Summary: HubSpot reviewed various activities that sales managers track for reporting purposes. Forty-seven percent track CRM usage, 41% track calls made, and 37% track emails sent. Additionally, 36% monitor lead conversations, 35% track the use of sales tools, and 33% monitor the number of proposals sent. Activity tracking, which can be done in a CRM, is useful as input data to ensure reps are meeting quotas and predicting revenue numbers.
Takeaway: Track sales activity, such as calls, emails, proposals, meetings, and follow-ups, in your CRM lead and deal records. It helps guide your weekly objectives, so you know exactly how much your team needs to put in to generate a new lead or close a deal.

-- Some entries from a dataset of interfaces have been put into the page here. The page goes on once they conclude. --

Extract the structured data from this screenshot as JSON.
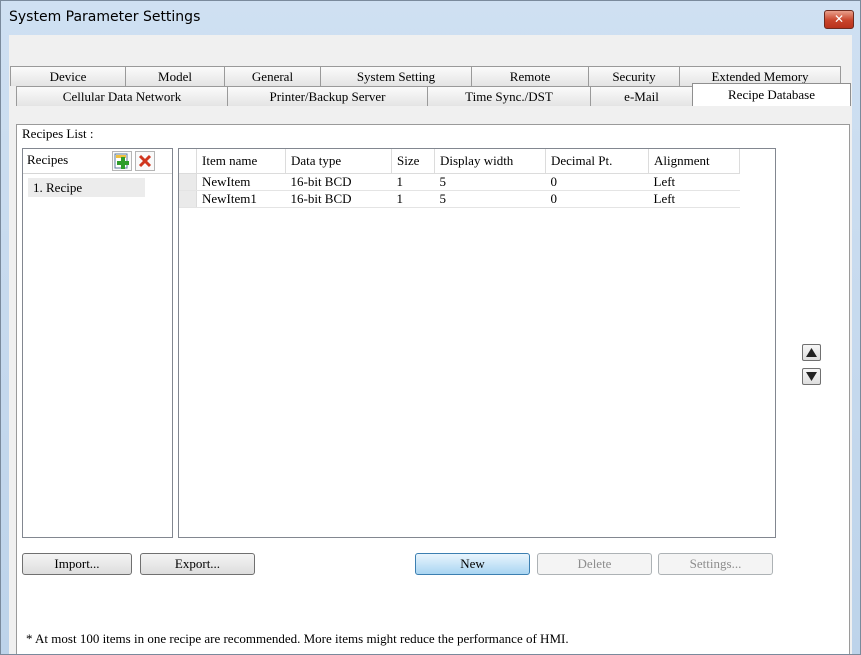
{
  "window": {
    "title": "System Parameter Settings",
    "close_label": "✕"
  },
  "tabs_row1": [
    "Device",
    "Model",
    "General",
    "System Setting",
    "Remote",
    "Security",
    "Extended Memory"
  ],
  "tabs_row2": [
    "Cellular Data Network",
    "Printer/Backup Server",
    "Time Sync./DST",
    "e-Mail",
    "Recipe Database"
  ],
  "active_tab": "Recipe Database",
  "recipes_list_label": "Recipes List :",
  "recipes_panel": {
    "header": "Recipes",
    "items": [
      "1. Recipe"
    ]
  },
  "grid": {
    "columns": [
      "Item name",
      "Data type",
      "Size",
      "Display width",
      "Decimal Pt.",
      "Alignment"
    ],
    "rows": [
      [
        "NewItem",
        "16-bit BCD",
        "1",
        "5",
        "0",
        "Left"
      ],
      [
        "NewItem1",
        "16-bit BCD",
        "1",
        "5",
        "0",
        "Left"
      ]
    ]
  },
  "buttons": {
    "import": "Import...",
    "export": "Export...",
    "new": "New",
    "delete": "Delete",
    "settings": "Settings..."
  },
  "footnote": "* At most 100 items in one recipe are recommended. More items might reduce the performance of HMI.",
  "colors": {
    "add_icon": "#2e9c2a",
    "delete_icon": "#d0361f",
    "default_button": "#a9d5f2"
  }
}
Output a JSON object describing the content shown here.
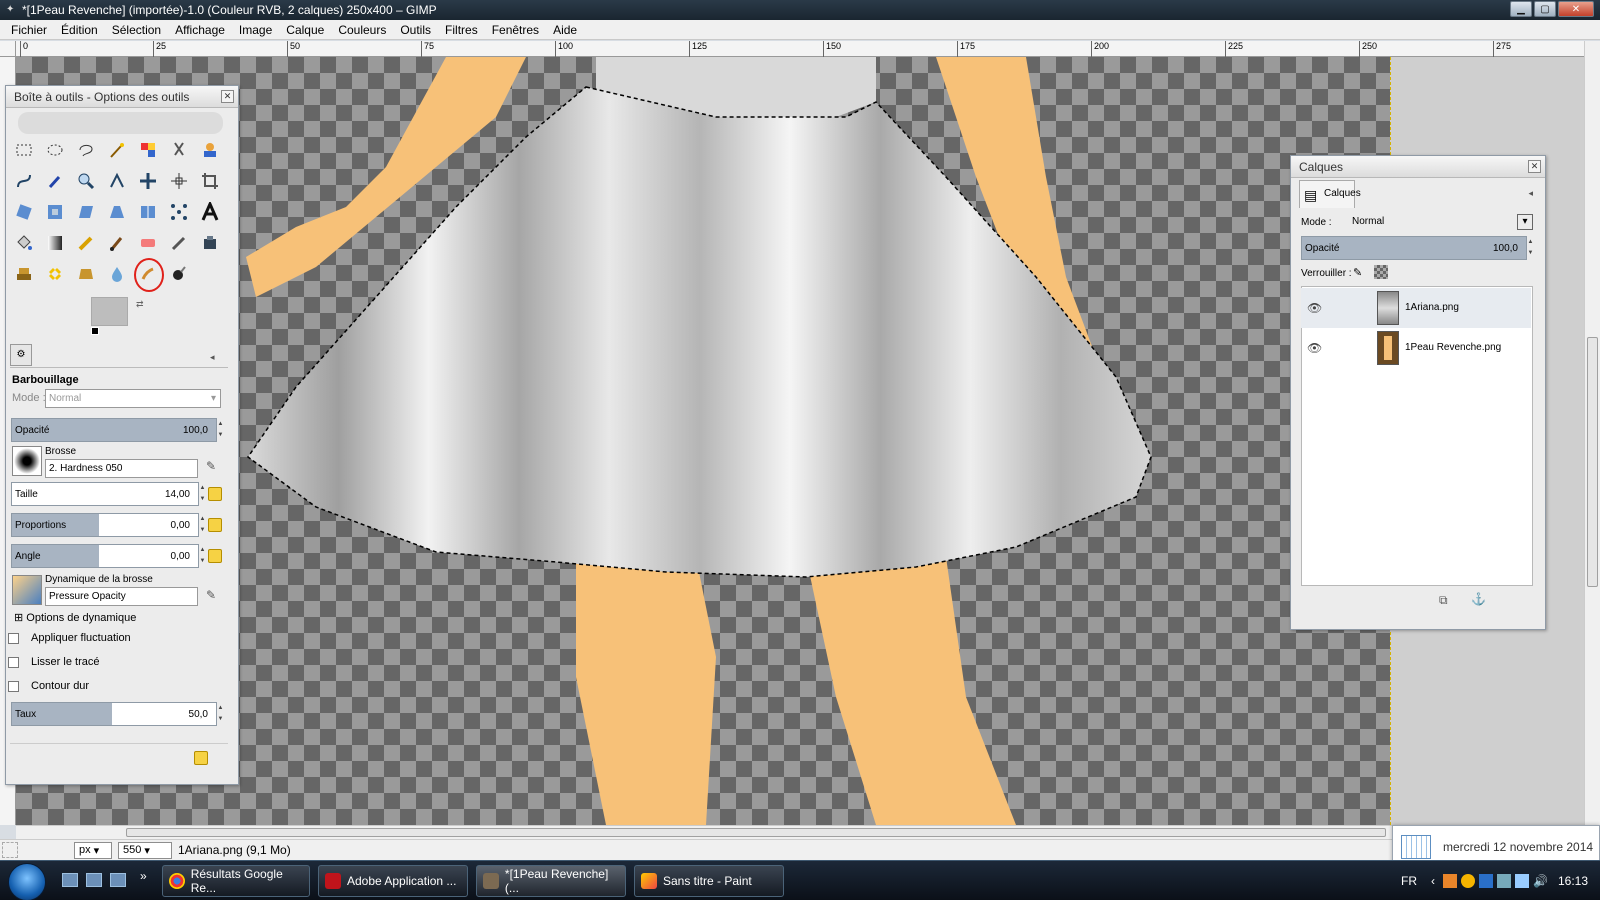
{
  "window": {
    "title": "*[1Peau Revenche] (importée)-1.0 (Couleur RVB, 2 calques) 250x400 – GIMP"
  },
  "menu": [
    "Fichier",
    "Édition",
    "Sélection",
    "Affichage",
    "Image",
    "Calque",
    "Couleurs",
    "Outils",
    "Filtres",
    "Fenêtres",
    "Aide"
  ],
  "ruler": {
    "ticks": [
      "0",
      "25",
      "50",
      "75",
      "100",
      "125",
      "150",
      "175",
      "200",
      "225",
      "250",
      "275"
    ]
  },
  "toolbox": {
    "title": "Boîte à outils - Options des outils",
    "tool_options": {
      "tool_name": "Barbouillage",
      "mode_label": "Mode :",
      "mode_value": "Normal",
      "opacity_label": "Opacité",
      "opacity_value": "100,0",
      "brush_label": "Brosse",
      "brush_value": "2. Hardness 050",
      "size_label": "Taille",
      "size_value": "14,00",
      "ratio_label": "Proportions",
      "ratio_value": "0,00",
      "angle_label": "Angle",
      "angle_value": "0,00",
      "dynamics_label": "Dynamique de la brosse",
      "dynamics_value": "Pressure Opacity",
      "dynamics_options": "Options de dynamique",
      "apply_jitter": "Appliquer fluctuation",
      "smooth_stroke": "Lisser le tracé",
      "hard_edge": "Contour dur",
      "rate_label": "Taux",
      "rate_value": "50,0"
    }
  },
  "layers": {
    "title": "Calques",
    "tab": "Calques",
    "mode_label": "Mode :",
    "mode_value": "Normal",
    "opacity_label": "Opacité",
    "opacity_value": "100,0",
    "lock_label": "Verrouiller :",
    "items": [
      {
        "name": "1Ariana.png"
      },
      {
        "name": "1Peau Revenche.png"
      }
    ]
  },
  "status": {
    "unit": "px",
    "zoom": "550",
    "message": "1Ariana.png (9,1 Mo)"
  },
  "date_popup": "mercredi 12 novembre 2014",
  "taskbar": {
    "tasks": [
      "Résultats Google Re...",
      "Adobe Application ...",
      "*[1Peau Revenche] (...",
      "Sans titre - Paint"
    ],
    "lang": "FR",
    "time": "16:13"
  },
  "colors": {
    "skin": "#f7c178",
    "skirt": "#c9c9c9",
    "selection": "#000000"
  }
}
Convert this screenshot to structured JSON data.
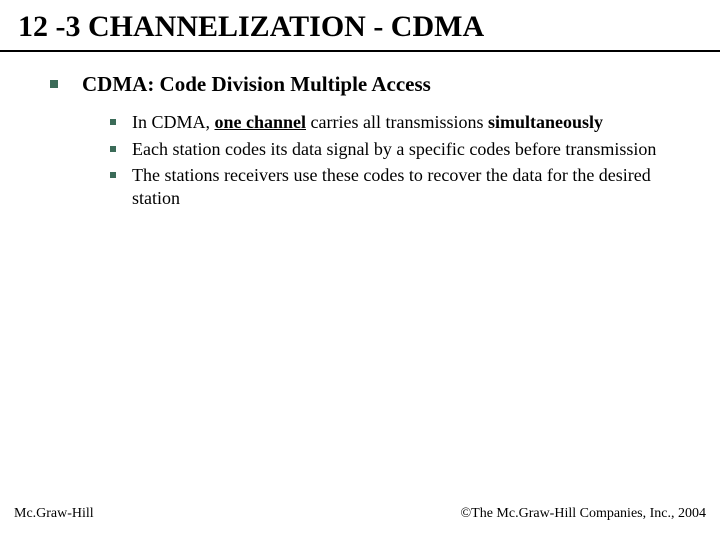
{
  "title": "12 -3   CHANNELIZATION - CDMA",
  "level1": {
    "text": "CDMA: Code Division Multiple Access"
  },
  "bullets": [
    {
      "pre": "In CDMA, ",
      "underline": "one channel",
      "post": " carries all transmissions ",
      "bold": "simultaneously"
    },
    {
      "text": "Each station codes its data signal by a specific codes before transmission"
    },
    {
      "text": "The stations receivers  use these codes to recover the data for the desired station"
    }
  ],
  "footer": {
    "left": "Mc.Graw-Hill",
    "right": "©The Mc.Graw-Hill Companies, Inc., 2004"
  }
}
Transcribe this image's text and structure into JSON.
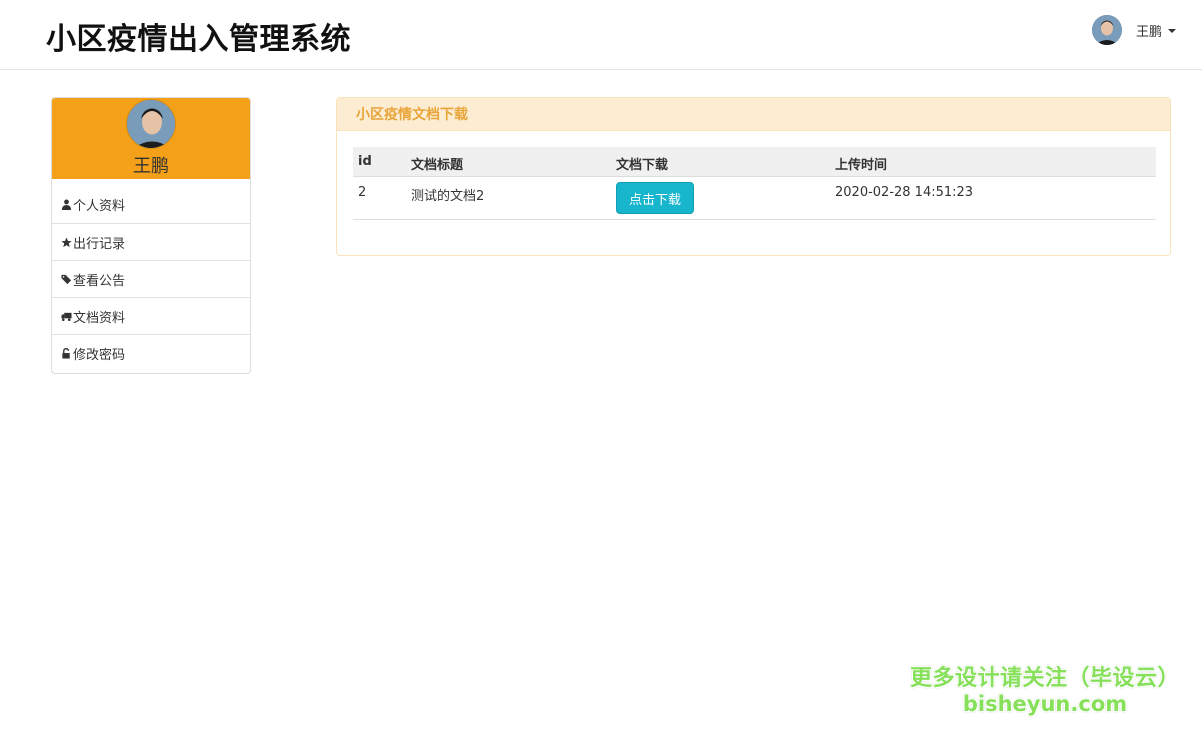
{
  "header": {
    "app_title": "小区疫情出入管理系统",
    "user_name": "王鹏"
  },
  "sidebar": {
    "profile_name": "王鹏",
    "items": [
      {
        "label": "个人资料",
        "icon": "user-icon"
      },
      {
        "label": "出行记录",
        "icon": "star-icon"
      },
      {
        "label": "查看公告",
        "icon": "tags-icon"
      },
      {
        "label": "文档资料",
        "icon": "truck-icon"
      },
      {
        "label": "修改密码",
        "icon": "unlock-icon"
      }
    ]
  },
  "panel": {
    "title": "小区疫情文档下载",
    "columns": [
      "id",
      "文档标题",
      "文档下载",
      "上传时间"
    ],
    "rows": [
      {
        "id": "2",
        "title": "测试的文档2",
        "download_label": "点击下载",
        "uploaded": "2020-02-28 14:51:23"
      }
    ]
  },
  "watermark": {
    "line1": "更多设计请关注（毕设云）",
    "line2": "bisheyun.com"
  },
  "colors": {
    "accent_orange": "#f4a018",
    "panel_heading_bg": "#fcecd2",
    "panel_heading_text": "#e8a53a",
    "button_cyan": "#17b6cc",
    "watermark_green": "#86e05a"
  }
}
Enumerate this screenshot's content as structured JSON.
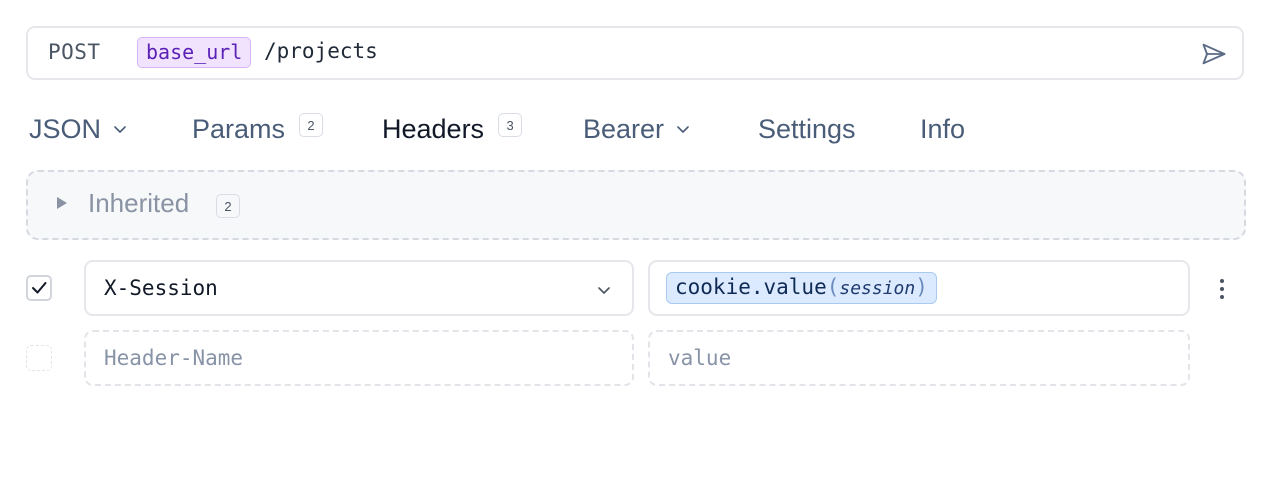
{
  "request": {
    "method": "POST",
    "url_variable": "base_url",
    "url_path": "/projects"
  },
  "tabs": [
    {
      "label": "JSON",
      "dropdown": true
    },
    {
      "label": "Params",
      "badge": "2"
    },
    {
      "label": "Headers",
      "badge": "3",
      "active": true
    },
    {
      "label": "Bearer",
      "dropdown": true
    },
    {
      "label": "Settings"
    },
    {
      "label": "Info"
    }
  ],
  "inherited": {
    "label": "Inherited",
    "count": "2"
  },
  "headers": [
    {
      "enabled": true,
      "name": "X-Session",
      "value_fn": "cookie.value",
      "value_arg": "session"
    }
  ],
  "new_header": {
    "name_placeholder": "Header-Name",
    "value_placeholder": "value"
  },
  "colors": {
    "variable_chip": "#f1e3fd",
    "function_chip": "#dbeafe",
    "accent_text": "#4a5d78"
  }
}
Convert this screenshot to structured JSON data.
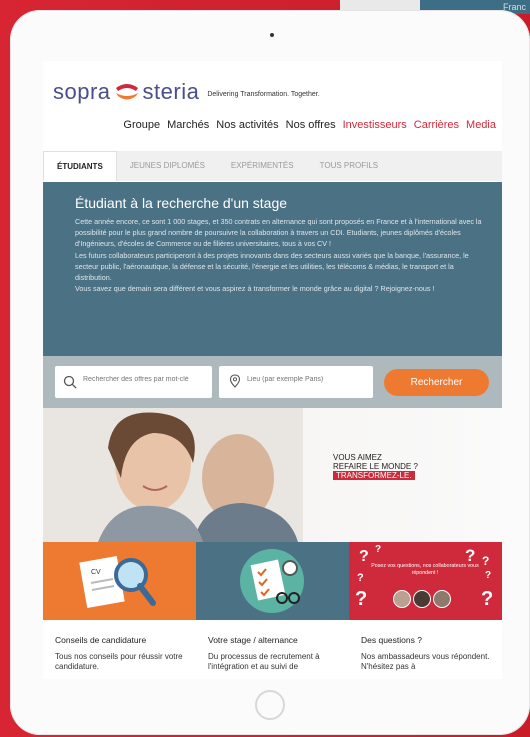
{
  "corner": {
    "label": "Franc"
  },
  "brand": {
    "logo_left": "sopra",
    "logo_right": "steria",
    "tagline": "Delivering Transformation. Together."
  },
  "nav": {
    "items": [
      "Groupe",
      "Marchés",
      "Nos activités",
      "Nos offres"
    ],
    "red_items": [
      "Investisseurs",
      "Carrières",
      "Media"
    ]
  },
  "tabs": [
    "ÉTUDIANTS",
    "JEUNES DIPLOMÉS",
    "EXPÉRIMENTÉS",
    "TOUS PROFILS"
  ],
  "hero": {
    "title": "Étudiant à la recherche d'un stage",
    "body": [
      "Cette année encore, ce sont 1 000 stages, et 350 contrats en alternance qui sont proposés en France et à l'international avec la possibilité pour le plus grand nombre de poursuivre la collaboration à travers un CDI.",
      "Etudiants, jeunes diplômés d'écoles d'Ingénieurs, d'écoles de Commerce ou de filières universitaires, tous à vos CV !",
      "Les futurs collaborateurs participeront à des projets innovants dans des secteurs aussi variés que la banque, l'assurance, le secteur public, l'aéronautique, la défense et la sécurité, l'énergie et les utilities, les télécoms & médias, le transport et la distribution.",
      "Vous savez que demain sera différent et vous aspirez à transformer le monde grâce au digital ? Rejoignez-nous !"
    ]
  },
  "search": {
    "keyword_placeholder": "Rechercher des offres par mot-clé",
    "location_placeholder": "Lieu (par exemple Paris)",
    "button": "Rechercher"
  },
  "banner": {
    "line1": "VOUS AIMEZ",
    "line2": "REFAIRE LE MONDE ?",
    "line3": "TRANSFORMEZ-LE."
  },
  "cards": [
    {
      "title": "Conseils de candidature",
      "desc": "Tous nos conseils pour réussir votre candidature.",
      "color": "#ee7a32"
    },
    {
      "title": "Votre stage / alternance",
      "desc": "Du processus de recrutement à l'intégration et au suivi de",
      "color": "#4b7185"
    },
    {
      "title": "Des questions ?",
      "desc": "Nos ambassadeurs vous répondent. N'hésitez pas à",
      "color": "#cf2a3b",
      "overlay": "Posez vos questions, nos collaborateurs vous répondent !"
    }
  ]
}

Pro tip: Use CRMs like HubSpot to track sales activity. HubSpot comes with an intuitive dashboard and report generation features for managers to create visually appealing reports on sales tasks completed. These can be aggregated for the whole company or broken down by team and individual rep—letting you keep your team accountable and reward high performers.
Stats on Artificial Intelligence (AI) & CRM Automation
Emerging technologies like artificial intelligence (AI) have made their way into CRM systems to help provide data insights and automate sales tasks. These statistics dive into where companies are in their AI-CRM adoption journey and the value it can provide.
18. AI tools can decrease customer response times from 10 to 30%.
Summary: AI in customer service is one of the most popular use cases of the technology—specifically, using it to auto-engage website visitors and respond to support inquiries. CRM providers are fully aware of this trend and the time-saving benefits it can offer. Many now provide chatbot communications in their systems, where users can put entire conversations on auto-pilot to focus on other activities.
Takeaway: Find a CRM with AI chatbot features, such as HubSpot CRM, Freshsales, and Zendesk, and automate customer engagement.
(Source: Nucleus Research)
19. AI can automate more than 50% of CRM functionalities.
Summary: This was arguably the most intriguing CRM stat on the list. If you think about everything you do in a CRM, such as creating and editing data records, sending emails, analyzing reports, and handling incoming inquiries, you slowly realize AI tools can do these for you. The technology keeps improving—doing everything from auto-enriching data to drafting emails for users to provide performance recommendations based on stored and analyzed CRM data.
Takeaway: Find a product with AI functions that can handle and automate your most time-consuming CRM tasks. Our guide on the best AI CRM can help you navigate the marketplace for this particular feature.
20. Businesses that use AI in their customer journey see a 20% increase in customer satisfaction.
Summary: The same source also indicated that AI in the CRM market is expected to grow from $7.9 billion in 2020 to $25.5 billion by 2025—a 26.2% annual increase. That’s a massive jump. It’s likely due to the potential end result: a happier customer. AI can reduce response times for faster ticket resolutions and automate tasks so businesses can focus more on the customer and improve their product offerings.
Takeaway: Start learning how AI can help your business before everyone else does. Since the technology will quickly evolve, you want to get as much AI functionally in your CRM as possible to best support customers.
Pro tip: Leverage AI tools in your CRM to automate content generation, data management, and analytics tasks. HubSpot CRM offers various AI capabilities, some of which are included for free, including content generation for emails, social posts, and campaign templates.
Keeping up with CRM industry trends lets you make better decisions on the products and features you invest in. By taking these CRM statistics and applying them to your business, you can level up your sales performance in terms of lead management, customer communications, and the sales pipeline. You can also improve how you manage your data and automate tasks using emerging article intelligence (AI) tools.